Well, here is another “free-kitten-gone-wrong” story. Tig, a Norwegian Forest cat, was Sid’s gift from his granddaughter, Hillary. These cats’ ancestors are a hearty breed which served as mousers on Viking ships. Sid proudly watched his striped “Tigger” kitten grow into a strong, 22-pound athletic adult.
Tig loved exploring outdoors and, every evening, would return for his supper and a snuggle with Sid. But one day Tig failed to come home for dinner. Three days passed and there was still no sight of the missing feline.
“After a few days,” said Sid, “everyone assumed a coyote got him, but I held fast to the belief that he was coming back. I was the only one who believed it to be true — then and over the next three months.”
One day, his daughter and Hillary saw a bedraggled-scrawny-stray cat weakly staggering down the side of the road. It kept tipping over as it headed towards Sid’s home some 300 yards away.
“Hillary recognized Tig,” said Sid, “but my daughter said ‘No way. Tig weighed 20 pounds, this cat is half that weight.’”
Hillary ran to check on the cat, but the feline tumbled over and fell down a culvert. She returned for a bowl of food to encourage the cat out. It worked, so she immediately looked at his ear’s ID tattoo confirming that Tig had indeed returned from his walkabout.

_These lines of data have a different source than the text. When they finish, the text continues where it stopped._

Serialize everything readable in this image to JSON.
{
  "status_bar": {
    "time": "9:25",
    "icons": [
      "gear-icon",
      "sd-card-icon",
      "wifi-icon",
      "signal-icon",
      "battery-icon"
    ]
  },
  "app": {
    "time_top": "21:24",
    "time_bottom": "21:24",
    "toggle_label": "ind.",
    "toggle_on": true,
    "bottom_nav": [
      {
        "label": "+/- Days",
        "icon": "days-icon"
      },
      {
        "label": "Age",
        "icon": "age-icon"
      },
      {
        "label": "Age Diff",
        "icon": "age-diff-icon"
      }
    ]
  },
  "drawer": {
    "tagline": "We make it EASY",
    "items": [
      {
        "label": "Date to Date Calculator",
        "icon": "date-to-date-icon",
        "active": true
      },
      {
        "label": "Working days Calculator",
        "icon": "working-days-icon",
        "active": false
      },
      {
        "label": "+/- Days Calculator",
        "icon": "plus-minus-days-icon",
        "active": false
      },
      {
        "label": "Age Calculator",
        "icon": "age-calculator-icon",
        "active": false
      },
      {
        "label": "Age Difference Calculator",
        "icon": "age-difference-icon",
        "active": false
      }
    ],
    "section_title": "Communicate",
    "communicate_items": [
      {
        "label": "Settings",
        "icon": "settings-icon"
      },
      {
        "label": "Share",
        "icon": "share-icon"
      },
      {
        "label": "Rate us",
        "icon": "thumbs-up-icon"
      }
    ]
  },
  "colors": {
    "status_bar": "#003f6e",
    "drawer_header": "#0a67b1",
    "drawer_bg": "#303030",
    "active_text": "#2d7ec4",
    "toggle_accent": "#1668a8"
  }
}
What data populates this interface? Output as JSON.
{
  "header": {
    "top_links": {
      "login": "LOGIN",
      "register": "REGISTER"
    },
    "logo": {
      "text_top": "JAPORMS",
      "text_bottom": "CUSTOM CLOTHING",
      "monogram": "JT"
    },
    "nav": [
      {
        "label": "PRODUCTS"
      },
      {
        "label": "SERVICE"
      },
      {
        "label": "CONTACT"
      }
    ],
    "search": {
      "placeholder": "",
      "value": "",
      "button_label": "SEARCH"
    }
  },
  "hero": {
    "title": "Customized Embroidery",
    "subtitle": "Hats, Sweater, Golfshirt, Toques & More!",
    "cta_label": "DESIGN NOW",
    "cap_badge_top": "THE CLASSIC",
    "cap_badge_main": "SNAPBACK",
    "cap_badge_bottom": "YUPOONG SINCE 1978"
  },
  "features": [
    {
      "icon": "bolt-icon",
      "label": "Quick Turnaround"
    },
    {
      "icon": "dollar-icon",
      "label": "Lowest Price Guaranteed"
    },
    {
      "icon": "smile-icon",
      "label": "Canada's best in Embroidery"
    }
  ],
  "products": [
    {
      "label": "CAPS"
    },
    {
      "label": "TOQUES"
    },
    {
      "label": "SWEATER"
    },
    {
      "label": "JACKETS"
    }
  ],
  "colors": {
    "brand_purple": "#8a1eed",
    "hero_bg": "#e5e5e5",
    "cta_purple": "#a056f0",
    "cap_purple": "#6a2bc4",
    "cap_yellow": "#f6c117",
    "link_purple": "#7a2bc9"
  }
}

“I always had the feeling that he was coming back,” reaffirmed Sid, “But he was unrecognizable covered in dirt, mud and matted fur. We rushed him to a specialized cat clinic and he was there for a month recuperating from dehydration, infections and starvation. He only weighed 7 pounds and it cost $6,500 to reclaim my ‘free gift!’ But Tig, who is now 12 years old, is worth every penny.”

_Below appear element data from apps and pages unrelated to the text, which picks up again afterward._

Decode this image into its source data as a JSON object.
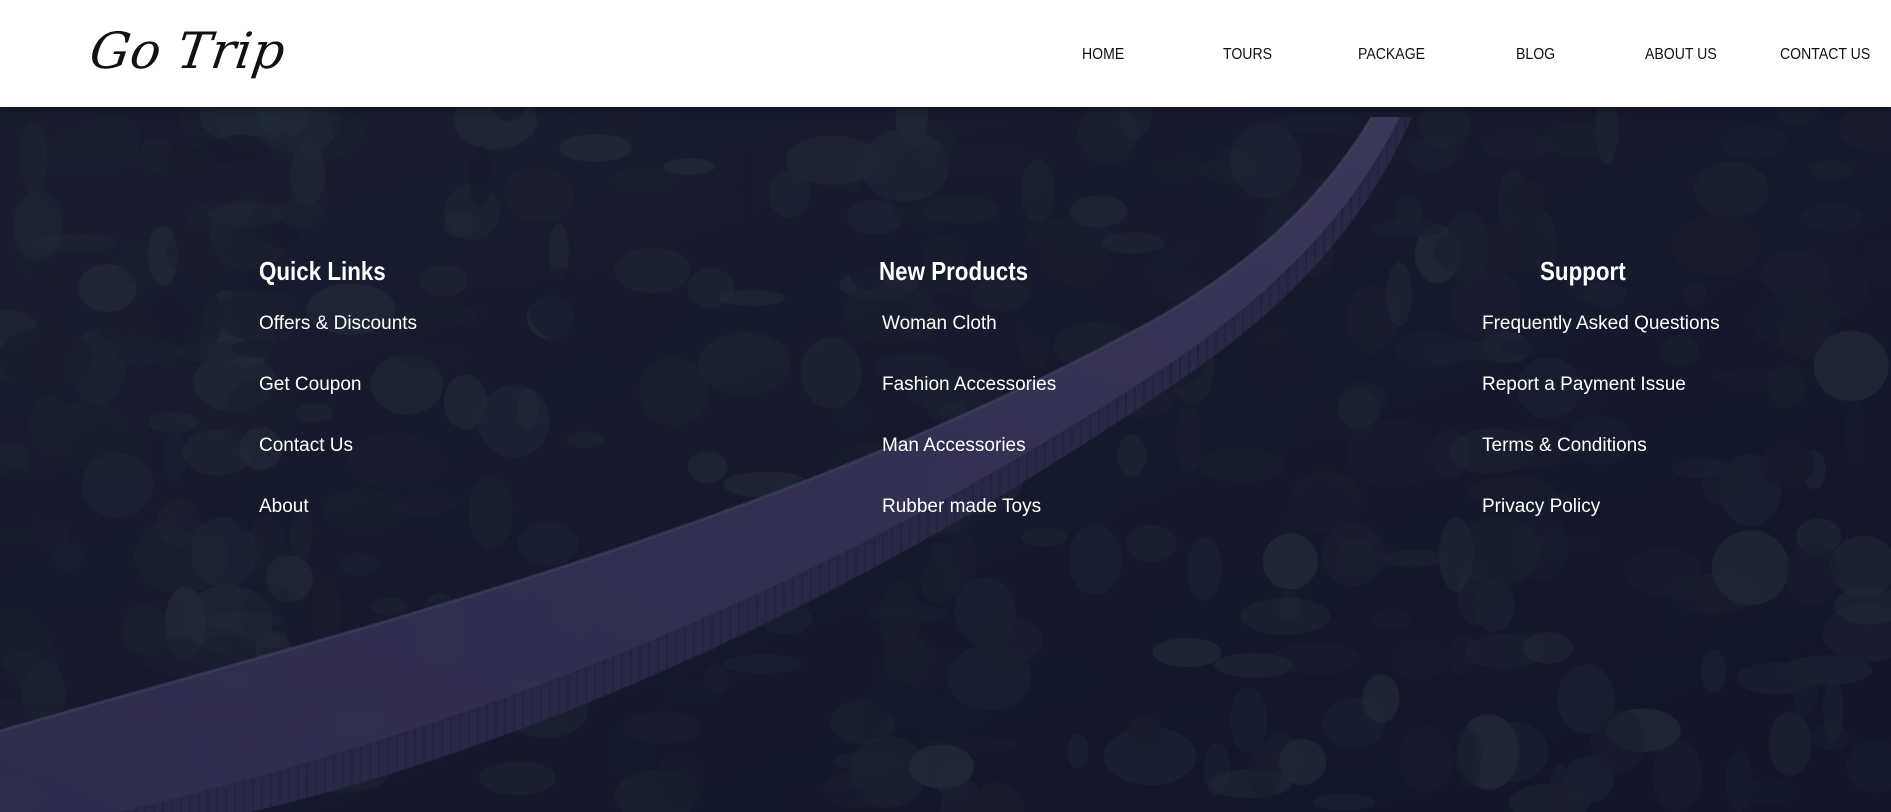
{
  "site": {
    "logo": "Go Trip"
  },
  "nav": {
    "items": [
      {
        "label": "HOME"
      },
      {
        "label": "TOURS"
      },
      {
        "label": "PACKAGE"
      },
      {
        "label": "BLOG"
      },
      {
        "label": "ABOUT US"
      },
      {
        "label": "CONTACT US"
      }
    ]
  },
  "footer": {
    "columns": [
      {
        "heading": "Quick Links",
        "links": [
          "Offers & Discounts",
          "Get Coupon",
          "Contact Us",
          "About"
        ]
      },
      {
        "heading": "New Products",
        "links": [
          "Woman Cloth",
          "Fashion Accessories",
          "Man Accessories",
          "Rubber made Toys"
        ]
      },
      {
        "heading": "Support",
        "links": [
          "Frequently Asked Questions",
          "Report a Payment Issue",
          "Terms & Conditions",
          "Privacy Policy"
        ]
      }
    ]
  },
  "colors": {
    "header_bg": "#ffffff",
    "header_text": "#111111",
    "footer_overlay": "#100e30",
    "footer_text": "#ffffff"
  }
}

Tig’s loyalty and strength surviving his three-month ordeal — being barely able to stagger home — is made even clearer by two reminders on the nape of his neck: The fur that never grew back reveals two three-quarter-inch bite marks, likely placed painfully there by a coyote.
Back to his sturdy 20 pounds now and never liking to be groomed, Tig was recently taken to a groomer for a lion’s hair cut. The now super-sized cat shed one pound of fur during his clipping! Sid lovingly calls his kitty “The Lion King” because he looks like a real lion with his larger than normal size and specialized fur cut.

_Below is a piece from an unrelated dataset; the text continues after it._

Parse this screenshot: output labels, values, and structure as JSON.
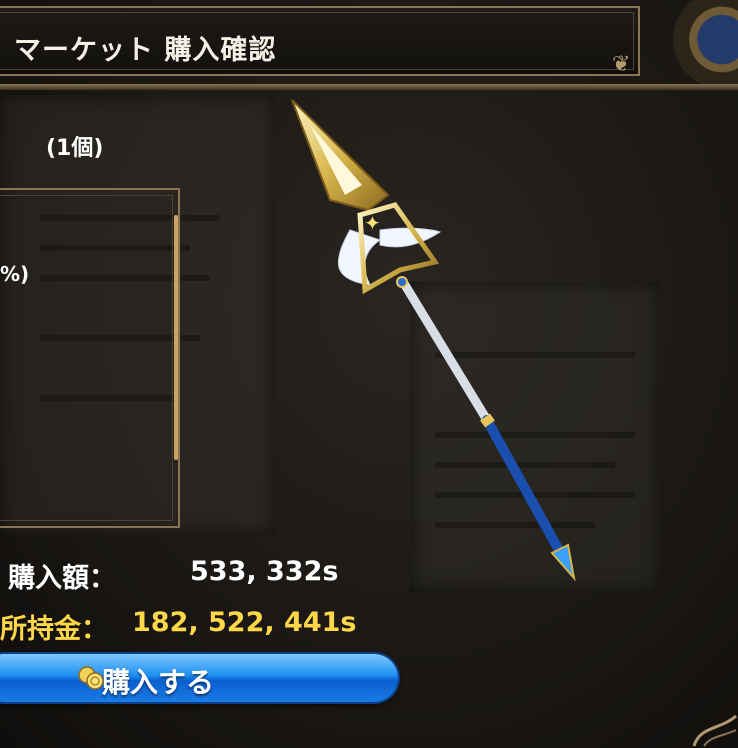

He is also the same color as a raccoon and about the same size, and weight.
One day, Sid said, “Hi Tig” as the cat strolled by, but on second glance he realized that it wasn’t Tig — a wild raccoon had strolled by him and made itself comfortable by the fireplace as the real Tig was sitting on the couch watching this unfold.
Most pets follow their pet parents into a bathroom for company but Tig humorously likes to weigh himself! Each morning, he saunters in with Sid for their morning rituals and sits on their digital weigh scale, proving that he lost one pound of winter fur during his recent lion’s grooming.
• Have pets ID tattooed or micro-chipped, because when they go missing, they often, like Tig, return to a feral nature and are unrecognizable.
• Carolyn, a Tips ‘n’ Tales reader in Lafayette, Colo., said, “Please warn readers about the dangers of recliner chairs. Our kitten, Gus, was playing under ours and his head got caught in the gears. It took five fireman 20 minutes to rescue him and one said, ‘This is a common occurrence, but the pet usually doesn’t make it.’ Thankfully, Gus is alive, eating, running and climbing again. He has a crick in his neck and an appointment to see his chiropractor.”
Share your fur-avorite pet memory or adventure at [email protected] Visit Pet Tips ‘n’ Tales on Facebook at/www.facebook.com/PetTipsandTales Humane Society for Neuter/Spay Assistance Program. 541-942-2789